Boats qualified: Netherlands, Romania, Australia, Great Britain, USA, China
French four give hosts Paris berth
The French men’s four held on against the Italian sprint to secure third place in the first semifinal, giving the Paris 2024 hosts their first Olympic Games qualification spot alongside the USA and the Netherlands. Semifinal 2 saw New Zealand get off to a brilliant start, and they led out reigning world champions Great Britain by a second at 500m. However, the British stayed patient and put down the power in the third 500m to move through and take a win of nearly five seconds. Australia’s Olympic champion crew were third.

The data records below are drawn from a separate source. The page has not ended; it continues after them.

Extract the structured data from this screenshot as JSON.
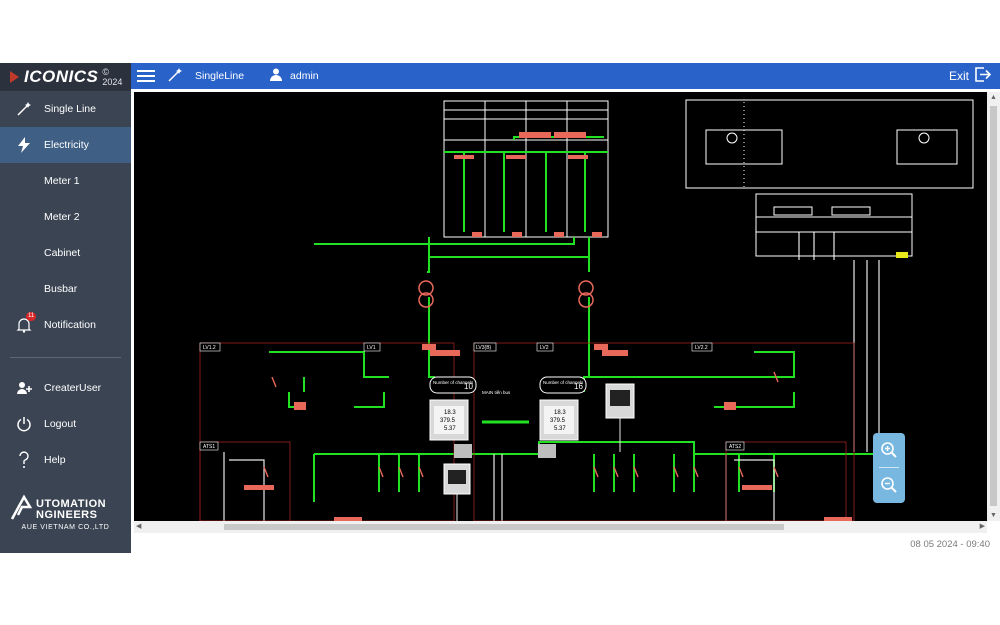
{
  "brand": {
    "name": "ICONICS",
    "year": "© 2024"
  },
  "sidebar": {
    "items": [
      {
        "label": "Single Line",
        "icon": "wand-icon"
      },
      {
        "label": "Electricity",
        "icon": "lightning-icon"
      },
      {
        "label": "Meter 1"
      },
      {
        "label": "Meter 2"
      },
      {
        "label": "Cabinet"
      },
      {
        "label": "Busbar"
      },
      {
        "label": "Notification",
        "icon": "bell-icon",
        "badge": "11"
      }
    ],
    "bottom_items": [
      {
        "label": "CreaterUser",
        "icon": "add-user-icon"
      },
      {
        "label": "Logout",
        "icon": "power-icon"
      },
      {
        "label": "Help",
        "icon": "question-icon"
      }
    ],
    "footer": {
      "line1": "UTOMATION",
      "line2": "NGINEERS",
      "company": "AUE VIETNAM CO.,LTD"
    }
  },
  "topbar": {
    "title": "SingleLine",
    "user": "admin",
    "exit_label": "Exit"
  },
  "diagram": {
    "panels": [
      "LV1.2",
      "LV1",
      "LV3(B)",
      "LV2",
      "LV2.2",
      "ATS1",
      "ATS2"
    ],
    "counters": [
      {
        "label": "Number of channels",
        "value": "10"
      },
      {
        "label": "Number of channels",
        "value": "16"
      }
    ],
    "meters": [
      {
        "values": [
          "18.3",
          "379.5",
          "5.37"
        ]
      },
      {
        "values": [
          "18.3",
          "379.5",
          "5.37"
        ]
      }
    ],
    "tie_label": "MAIN tiến bus"
  },
  "status": {
    "timestamp": "08 05 2024 - 09:40"
  },
  "colors": {
    "sidebar_bg": "#3b4453",
    "topbar_bg": "#2962c9",
    "active_bg": "#3f5f85",
    "bus_green": "#22e022",
    "breaker_red": "#e8685a",
    "zoom_bg": "#78b7e0"
  }
}
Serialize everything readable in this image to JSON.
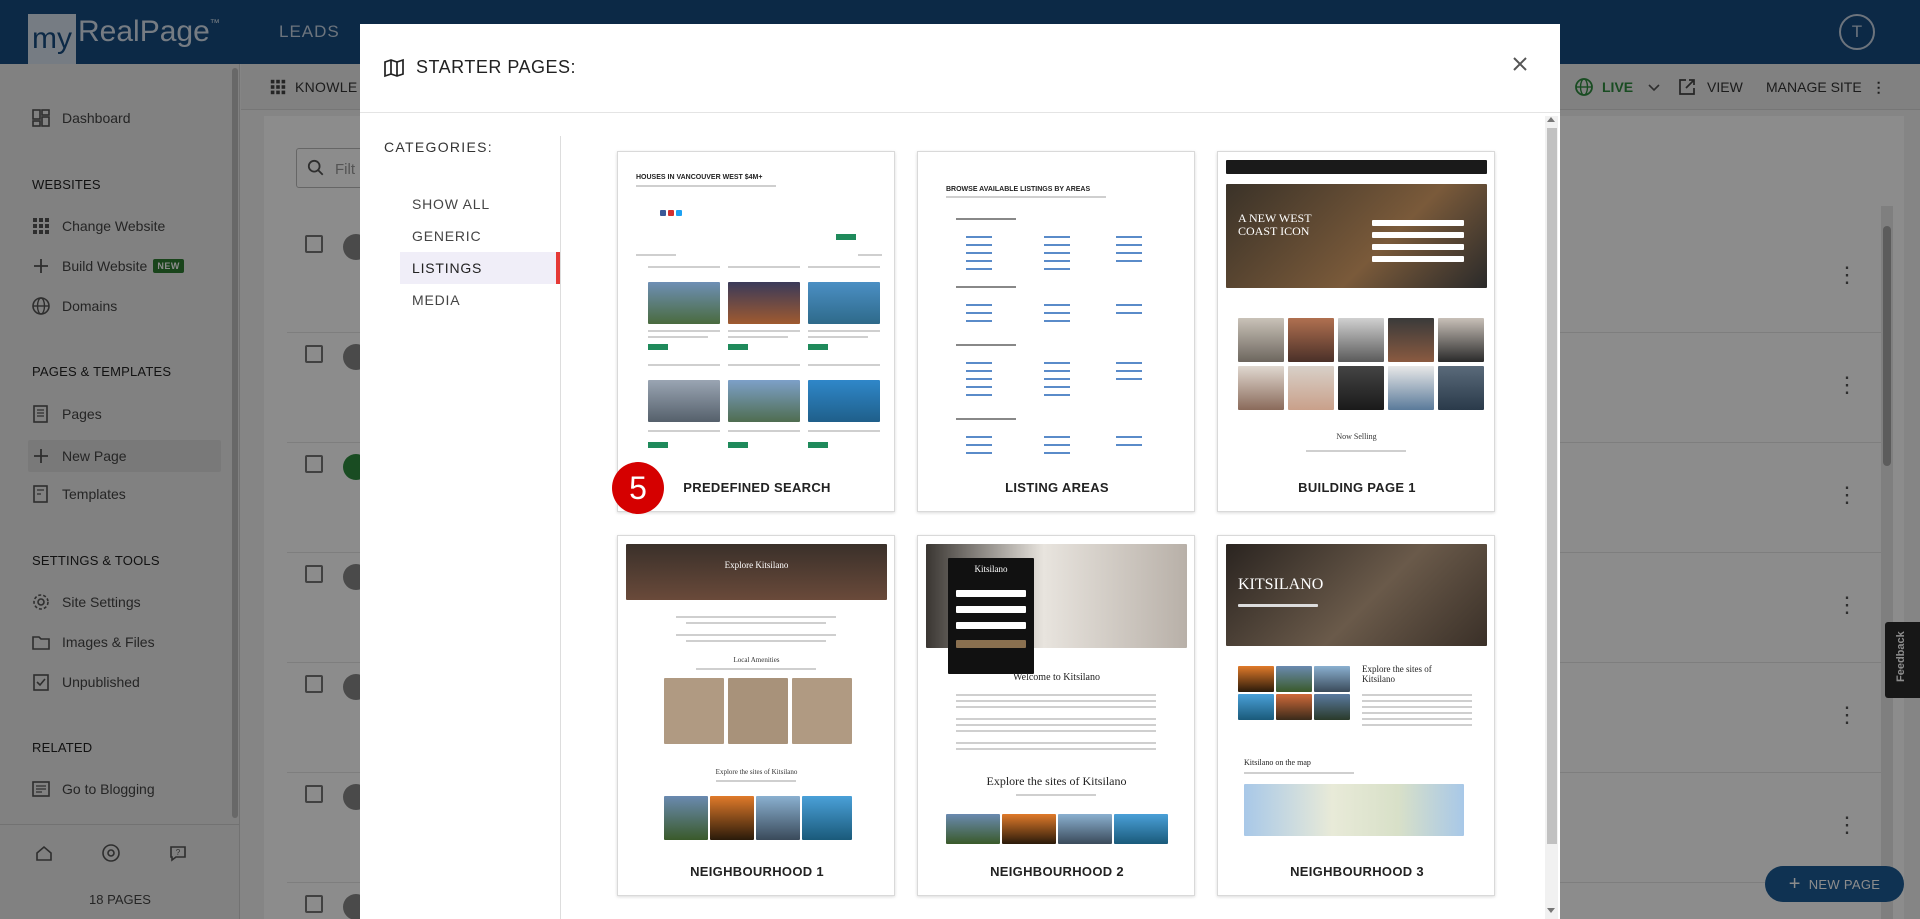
{
  "header": {
    "logo_prefix": "my",
    "logo_main": "RealPage",
    "logo_tm": "™",
    "nav_leads": "LEADS",
    "avatar_initial": "T"
  },
  "sidebar": {
    "dashboard": "Dashboard",
    "websites_heading": "WEBSITES",
    "change_website": "Change Website",
    "build_website": "Build Website",
    "build_badge": "NEW",
    "domains": "Domains",
    "pages_heading": "PAGES & TEMPLATES",
    "pages": "Pages",
    "new_page": "New Page",
    "templates": "Templates",
    "settings_heading": "SETTINGS & TOOLS",
    "site_settings": "Site Settings",
    "images_files": "Images & Files",
    "unpublished": "Unpublished",
    "related_heading": "RELATED",
    "go_blogging": "Go to Blogging",
    "pages_count": "18 PAGES"
  },
  "toolbar": {
    "knowledge_label": "KNOWLE",
    "live_label": "LIVE",
    "view_label": "VIEW",
    "manage_label": "MANAGE SITE",
    "filter_placeholder": "Filt"
  },
  "modal": {
    "title": "STARTER PAGES:",
    "categories_label": "CATEGORIES:",
    "categories": [
      "SHOW ALL",
      "GENERIC",
      "LISTINGS",
      "MEDIA"
    ],
    "active_category": "LISTINGS",
    "step_number": "5",
    "templates": [
      {
        "label": "PREDEFINED SEARCH"
      },
      {
        "label": "LISTING AREAS"
      },
      {
        "label": "BUILDING PAGE 1"
      },
      {
        "label": "NEIGHBOURHOOD 1"
      },
      {
        "label": "NEIGHBOURHOOD 2"
      },
      {
        "label": "NEIGHBOURHOOD 3"
      }
    ],
    "thumbs": {
      "predefined_title": "HOUSES IN VANCOUVER WEST $4M+",
      "areas_title": "BROWSE AVAILABLE LISTINGS BY AREAS",
      "building_title_1": "A NEW WEST",
      "building_title_2": "COAST ICON",
      "building_now_selling": "Now Selling",
      "n1_explore": "Explore Kitsilano",
      "n1_local": "Local Amenities",
      "n1_sites": "Explore the sites of Kitsilano",
      "n2_kits": "Kitsilano",
      "n2_welcome": "Welcome to Kitsilano",
      "n2_sites": "Explore the sites of Kitsilano",
      "n3_kits": "KITSILANO",
      "n3_sites_1": "Explore the sites of",
      "n3_sites_2": "Kitsilano",
      "n3_map": "Kitsilano on the map"
    }
  },
  "page": {
    "new_page_button": "NEW PAGE",
    "feedback": "Feedback"
  },
  "colors": {
    "brand_blue": "#164b80",
    "badge_red": "#d50000",
    "live_green": "#2e8b3e",
    "active_indicator": "#e53935"
  }
}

New Zealand’s Tom Murray said: “We knew there were going to be really tricky conditions going in, so it was really cool to get off the start like we did. Really happy about that, especially after a slow start in the heat. A couple of boxes ticked today, but definitely a lot more to come in the next two days.”

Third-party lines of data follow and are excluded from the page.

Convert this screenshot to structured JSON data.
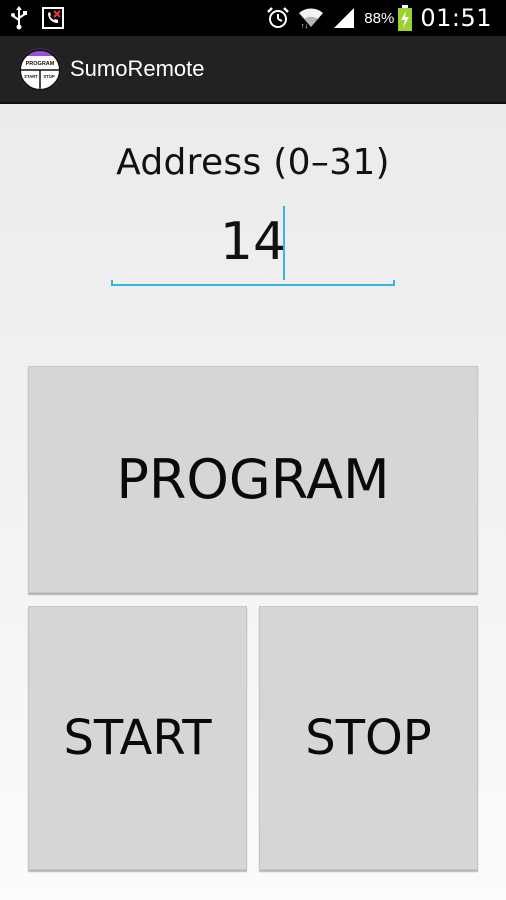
{
  "status_bar": {
    "battery_percent": "88%",
    "time": "01:51",
    "icons_left": [
      "usb-icon",
      "missed-call-icon"
    ],
    "icons_right": [
      "alarm-icon",
      "wifi-icon",
      "signal-icon",
      "battery-charging-icon"
    ]
  },
  "action_bar": {
    "title": "SumoRemote",
    "icon": {
      "name": "app-icon",
      "label_top": "PROGRAM",
      "label_left": "START",
      "label_right": "STOP"
    }
  },
  "address": {
    "label": "Address (0–31)",
    "value": "14"
  },
  "buttons": {
    "program": "PROGRAM",
    "start": "START",
    "stop": "STOP"
  },
  "colors": {
    "accent": "#33b5e5",
    "action_bar_bg": "#222222",
    "status_bar_bg": "#000000",
    "button_bg": "#d6d6d6",
    "app_icon_accent": "#9b4fd6"
  }
}
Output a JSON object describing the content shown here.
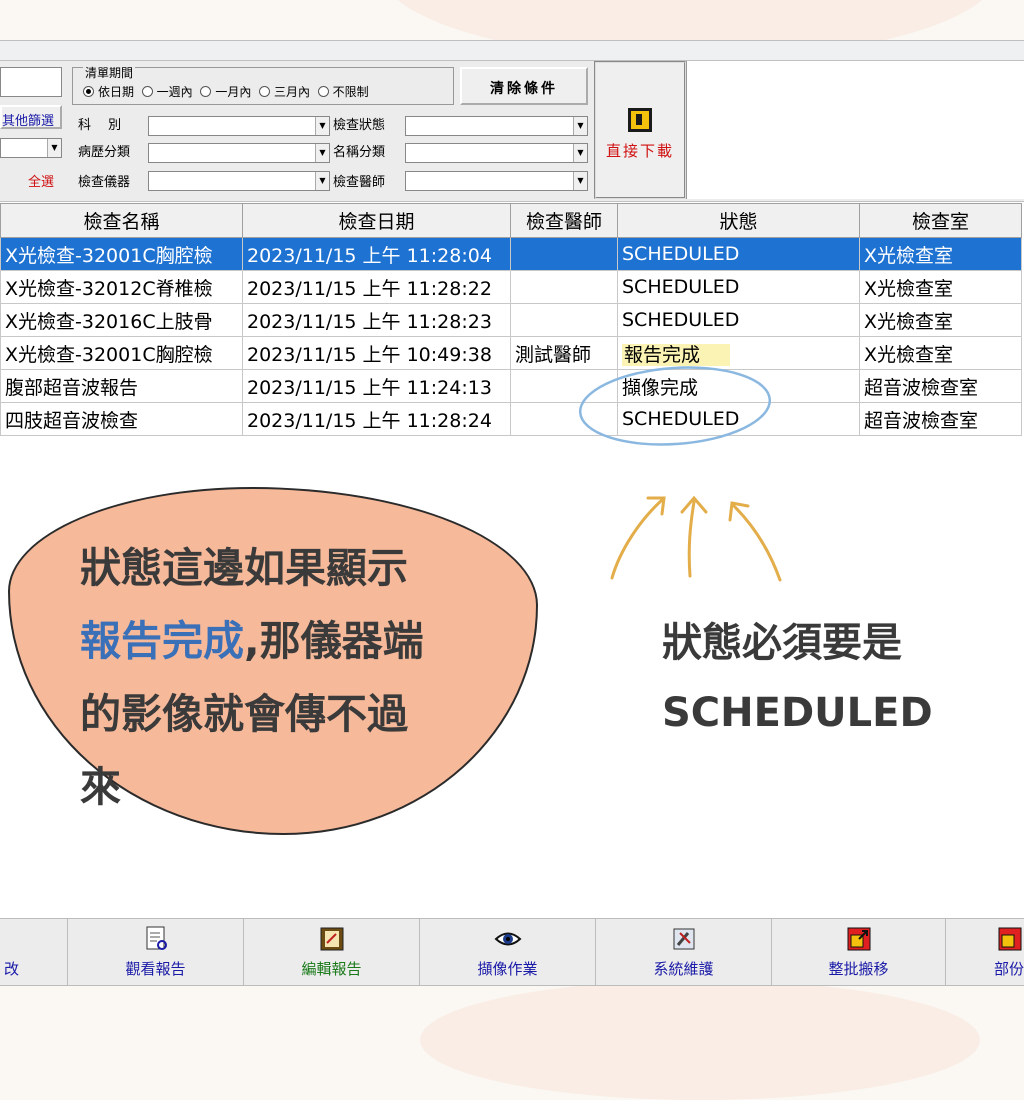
{
  "filters": {
    "other_filter_button": "其他篩選",
    "select_all_link": "全選",
    "period_group_title": "清單期間",
    "period_options": [
      "依日期",
      "一週內",
      "一月內",
      "三月內",
      "不限制"
    ],
    "period_selected": "依日期",
    "clear_button": "清除條件",
    "dept_label": "科　 別",
    "record_type_label": "病歷分類",
    "device_label": "檢查儀器",
    "exam_status_label": "檢查狀態",
    "name_type_label": "名稱分類",
    "physician_label": "檢查醫師",
    "direct_download_label": "直接下載"
  },
  "table": {
    "headers": [
      "檢查名稱",
      "檢查日期",
      "檢查醫師",
      "狀態",
      "檢查室"
    ],
    "rows": [
      {
        "name": "X光檢查-32001C胸腔檢",
        "date": "2023/11/15 上午 11:28:04",
        "doctor": "",
        "status": "SCHEDULED",
        "room": "X光檢查室"
      },
      {
        "name": "X光檢查-32012C脊椎檢",
        "date": "2023/11/15 上午 11:28:22",
        "doctor": "",
        "status": "SCHEDULED",
        "room": "X光檢查室"
      },
      {
        "name": "X光檢查-32016C上肢骨",
        "date": "2023/11/15 上午 11:28:23",
        "doctor": "",
        "status": "SCHEDULED",
        "room": "X光檢查室"
      },
      {
        "name": "X光檢查-32001C胸腔檢",
        "date": "2023/11/15 上午 10:49:38",
        "doctor": "測試醫師",
        "status": "報告完成",
        "room": "X光檢查室"
      },
      {
        "name": "腹部超音波報告",
        "date": "2023/11/15 上午 11:24:13",
        "doctor": "",
        "status": "擷像完成",
        "room": "超音波檢查室"
      },
      {
        "name": "四肢超音波檢查",
        "date": "2023/11/15 上午 11:28:24",
        "doctor": "",
        "status": "SCHEDULED",
        "room": "超音波檢查室"
      }
    ]
  },
  "annotations": {
    "left_line1": "狀態這邊如果顯示",
    "left_highlight": "報告完成",
    "left_line2_rest": ",那儀器端",
    "left_line3": "的影像就會傳不過",
    "left_line4": "來",
    "right_line1": "狀態必須要是",
    "right_line2": "SCHEDULED"
  },
  "toolbar": {
    "buttons": [
      "改",
      "觀看報告",
      "編輯報告",
      "擷像作業",
      "系統維護",
      "整批搬移",
      "部份"
    ]
  },
  "colors": {
    "selected_row": "#1e72d2",
    "blob_fill": "#f6b99a",
    "highlight_blue": "#3a70b8",
    "arrow_color": "#e3ad4a",
    "circle_color": "#8ab8e0",
    "button_text": "#1a1aa8"
  }
}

Boats qualified: USA, Netherlands, France, Great Britain, New Zealand, Australia
China beaten again, Swiss make big boat history
For the second time this season China’s women’s quadruple sculls crew were beaten by World Rowing Cup III winners the Netherlands, who led their semifinal from start to finish. A young Romanian crew were ecstatic to secure the third qualifying spot, some distance back. Great Britain looked totally in control of semifinal 2, winning by six seconds ahead of Switzerland and Australia; Switzerland qualified their first ‘big boat’ for an Olympic Games. Australia stayed patient in the first 1,000m, clawing back a two-second deficit on Ukraine to beat them by three seconds at the finish.
“We are absolutely ecstatic, we probably couldn’t be happier right now. We found ourselves in fourth position early, but the crew stayed really calm and we stuck to our race plan and were able to execute our pushes where we needed them, and get ourselves into that vital third spot,” said Australia’s Caitlin Cronin.
Boats qualified: Netherlands, China, Romania, Great Britain, Switzerland, Australia
Netherlands set up showdown with Polish world champions
The two form crews in the men’s quadruple sculls, the Netherlands and Poland, won their semifinals, but the story was all about the second and third qualifying spots. In semifinal 1, Germany produced an extraordinary fourth quarter to come into contention. The German surge for the line not only took them clear of Ukraine, but almost past Italy. In semifinal 2, the pack trailed the Dutch early on, with the Swiss second and Australia third. Olympic and world silver medallists Great Britain got the better of the field to come through some distance behind Poland.
“It’s so great to see this team develop from four individuals to really get this team together and now qualify for the Olympics and go to Paris next year is more than a dream come true,” said Germany’s Tim Ole Naske.
Boats qualified: Poland, Netherlands, Germany, Netherlands, Great Britain, Switzerland
Struzina finishes a good day for Switzerland
Swiss lightweight men’s single sculler Andri Struzina made light work of the headwind to take the win in the second semifinal of the event, well up on Italy’s Niels Torres. Poland’s Artur Mikolajczewski won semifinal 1 ahead of the fast-starting Baptiste Savaete of France. Algerian Sid Ali Boudina was unable to replicate the form which took him to heat and quarterfinal wins, and finished fourth.
A-finalists: Poland, France, Austria, Switzerland, Italy, Hungary
McCrohan consolidates comeback
Before the 2023 season, the last time Siobhan McCrohan represented Ireland was in 2016. But the 36-year-old has had a superb comeback and she secured herself an A-final place with a steady, assured row that took her past the quick start of Mexico’s Kenia Lechuga in the first lightweight women’s single sculls semifinal. The USA’s Sophia Luwis took semifinal 2 after rowing past France’s Aurélie Morizot.
A-finalists: Ireland, Mexico, Netherlands, USA, France, Romania